RECORDS TO PROCESS –
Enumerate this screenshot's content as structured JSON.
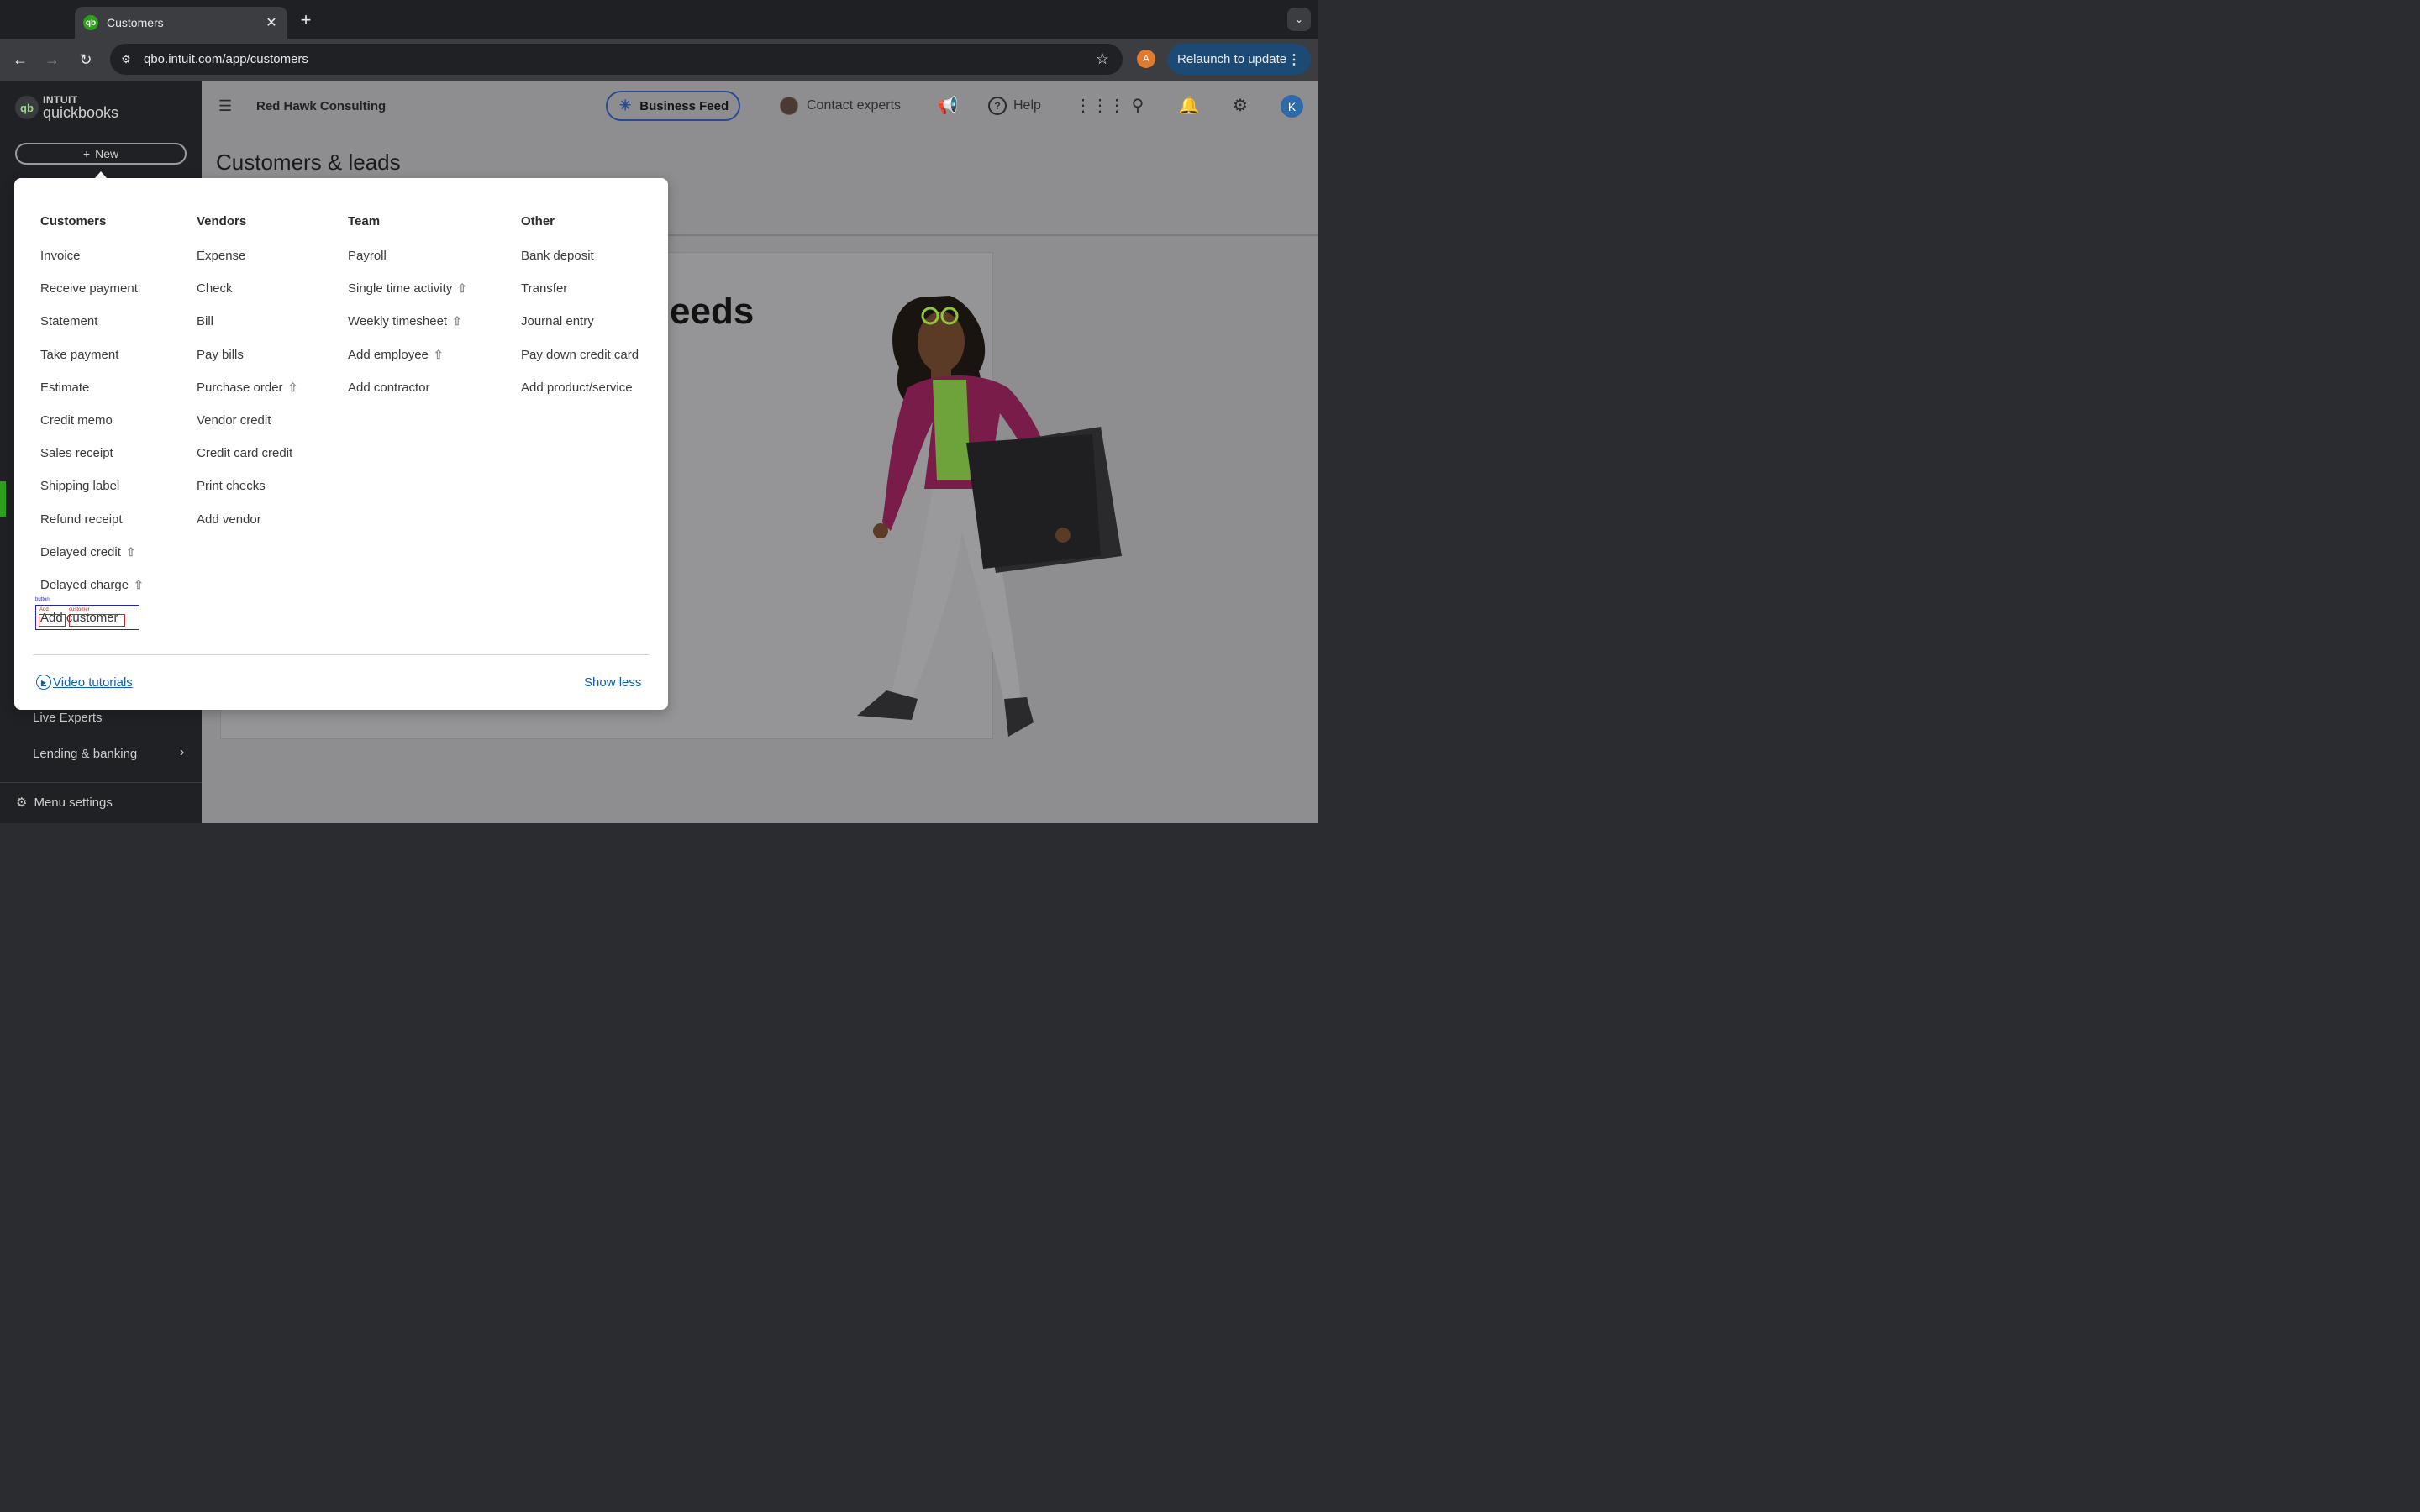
{
  "browser": {
    "tab_title": "Customers",
    "tab_favicon": "qb",
    "url": "qbo.intuit.com/app/customers",
    "profile_initial": "A",
    "relaunch_label": "Relaunch to update"
  },
  "app": {
    "logo_top": "INTUIT",
    "logo_bottom": "quickbooks",
    "new_label": "New",
    "company_name": "Red Hawk Consulting",
    "business_feed_label": "Business Feed",
    "contact_label": "Contact experts",
    "help_label": "Help",
    "user_initial": "K",
    "page_title": "Customers & leads",
    "card_heading_fragment": "eeds"
  },
  "sidebar": {
    "live_experts": "Live Experts",
    "lending_banking": "Lending & banking",
    "menu_settings": "Menu settings"
  },
  "new_menu": {
    "columns": [
      {
        "heading": "Customers",
        "items": [
          {
            "label": "Invoice",
            "upgrade": false
          },
          {
            "label": "Receive payment",
            "upgrade": false
          },
          {
            "label": "Statement",
            "upgrade": false
          },
          {
            "label": "Take payment",
            "upgrade": false
          },
          {
            "label": "Estimate",
            "upgrade": false
          },
          {
            "label": "Credit memo",
            "upgrade": false
          },
          {
            "label": "Sales receipt",
            "upgrade": false
          },
          {
            "label": "Shipping label",
            "upgrade": false
          },
          {
            "label": "Refund receipt",
            "upgrade": false
          },
          {
            "label": "Delayed credit",
            "upgrade": true
          },
          {
            "label": "Delayed charge",
            "upgrade": true
          },
          {
            "label": "Add customer",
            "upgrade": false
          }
        ]
      },
      {
        "heading": "Vendors",
        "items": [
          {
            "label": "Expense",
            "upgrade": false
          },
          {
            "label": "Check",
            "upgrade": false
          },
          {
            "label": "Bill",
            "upgrade": false
          },
          {
            "label": "Pay bills",
            "upgrade": false
          },
          {
            "label": "Purchase order",
            "upgrade": true
          },
          {
            "label": "Vendor credit",
            "upgrade": false
          },
          {
            "label": "Credit card credit",
            "upgrade": false
          },
          {
            "label": "Print checks",
            "upgrade": false
          },
          {
            "label": "Add vendor",
            "upgrade": false
          }
        ]
      },
      {
        "heading": "Team",
        "items": [
          {
            "label": "Payroll",
            "upgrade": false
          },
          {
            "label": "Single time activity",
            "upgrade": true
          },
          {
            "label": "Weekly timesheet",
            "upgrade": true
          },
          {
            "label": "Add employee",
            "upgrade": true
          },
          {
            "label": "Add contractor",
            "upgrade": false
          }
        ]
      },
      {
        "heading": "Other",
        "items": [
          {
            "label": "Bank deposit",
            "upgrade": false
          },
          {
            "label": "Transfer",
            "upgrade": false
          },
          {
            "label": "Journal entry",
            "upgrade": false
          },
          {
            "label": "Pay down credit card",
            "upgrade": false
          },
          {
            "label": "Add product/service",
            "upgrade": false
          }
        ]
      }
    ],
    "debug_labels": {
      "outer": "button",
      "word_a": "Add",
      "word_b": "customer"
    },
    "video_tutorials": "Video tutorials",
    "show_less": "Show less"
  },
  "colors": {
    "accent_green": "#2ca01c",
    "link_blue": "#0d5fb4",
    "business_feed_border": "#2a4a8f",
    "relaunch_bg": "#1c4a75",
    "overlay": "#8e8e90"
  },
  "icons": [
    "qb-favicon",
    "close-icon",
    "plus-icon",
    "chevron-down-icon",
    "back-arrow-icon",
    "forward-arrow-icon",
    "reload-icon",
    "site-info-icon",
    "star-icon",
    "kebab-menu-icon",
    "collapse-menu-icon",
    "business-feed-icon",
    "megaphone-icon",
    "help-icon",
    "app-grid-icon",
    "search-icon",
    "bell-icon",
    "gear-icon",
    "upgrade-arrow-icon",
    "play-circle-icon"
  ]
}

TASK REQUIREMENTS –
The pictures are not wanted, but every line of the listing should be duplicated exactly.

ANSWER BOX –
Enumerate this screenshot's content as structured JSON.
{
  "browser": {
    "tab_title": "Customers",
    "tab_favicon": "qb",
    "url": "qbo.intuit.com/app/customers",
    "profile_initial": "A",
    "relaunch_label": "Relaunch to update"
  },
  "app": {
    "logo_top": "INTUIT",
    "logo_bottom": "quickbooks",
    "new_label": "New",
    "company_name": "Red Hawk Consulting",
    "business_feed_label": "Business Feed",
    "contact_label": "Contact experts",
    "help_label": "Help",
    "user_initial": "K",
    "page_title": "Customers & leads",
    "card_heading_fragment": "eeds"
  },
  "sidebar": {
    "live_experts": "Live Experts",
    "lending_banking": "Lending & banking",
    "menu_settings": "Menu settings"
  },
  "new_menu": {
    "columns": [
      {
        "heading": "Customers",
        "items": [
          {
            "label": "Invoice",
            "upgrade": false
          },
          {
            "label": "Receive payment",
            "upgrade": false
          },
          {
            "label": "Statement",
            "upgrade": false
          },
          {
            "label": "Take payment",
            "upgrade": false
          },
          {
            "label": "Estimate",
            "upgrade": false
          },
          {
            "label": "Credit memo",
            "upgrade": false
          },
          {
            "label": "Sales receipt",
            "upgrade": false
          },
          {
            "label": "Shipping label",
            "upgrade": false
          },
          {
            "label": "Refund receipt",
            "upgrade": false
          },
          {
            "label": "Delayed credit",
            "upgrade": true
          },
          {
            "label": "Delayed charge",
            "upgrade": true
          },
          {
            "label": "Add customer",
            "upgrade": false
          }
        ]
      },
      {
        "heading": "Vendors",
        "items": [
          {
            "label": "Expense",
            "upgrade": false
          },
          {
            "label": "Check",
            "upgrade": false
          },
          {
            "label": "Bill",
            "upgrade": false
          },
          {
            "label": "Pay bills",
            "upgrade": false
          },
          {
            "label": "Purchase order",
            "upgrade": true
          },
          {
            "label": "Vendor credit",
            "upgrade": false
          },
          {
            "label": "Credit card credit",
            "upgrade": false
          },
          {
            "label": "Print checks",
            "upgrade": false
          },
          {
            "label": "Add vendor",
            "upgrade": false
          }
        ]
      },
      {
        "heading": "Team",
        "items": [
          {
            "label": "Payroll",
            "upgrade": false
          },
          {
            "label": "Single time activity",
            "upgrade": true
          },
          {
            "label": "Weekly timesheet",
            "upgrade": true
          },
          {
            "label": "Add employee",
            "upgrade": true
          },
          {
            "label": "Add contractor",
            "upgrade": false
          }
        ]
      },
      {
        "heading": "Other",
        "items": [
          {
            "label": "Bank deposit",
            "upgrade": false
          },
          {
            "label": "Transfer",
            "upgrade": false
          },
          {
            "label": "Journal entry",
            "upgrade": false
          },
          {
            "label": "Pay down credit card",
            "upgrade": false
          },
          {
            "label": "Add product/service",
            "upgrade": false
          }
        ]
      }
    ],
    "debug_labels": {
      "outer": "button",
      "word_a": "Add",
      "word_b": "customer"
    },
    "video_tutorials": "Video tutorials",
    "show_less": "Show less"
  },
  "colors": {
    "accent_green": "#2ca01c",
    "link_blue": "#0d5fb4",
    "business_feed_border": "#2a4a8f",
    "relaunch_bg": "#1c4a75",
    "overlay": "#8e8e90"
  },
  "icons": [
    "qb-favicon",
    "close-icon",
    "plus-icon",
    "chevron-down-icon",
    "back-arrow-icon",
    "forward-arrow-icon",
    "reload-icon",
    "site-info-icon",
    "star-icon",
    "kebab-menu-icon",
    "collapse-menu-icon",
    "business-feed-icon",
    "megaphone-icon",
    "help-icon",
    "app-grid-icon",
    "search-icon",
    "bell-icon",
    "gear-icon",
    "upgrade-arrow-icon",
    "play-circle-icon"
  ]
}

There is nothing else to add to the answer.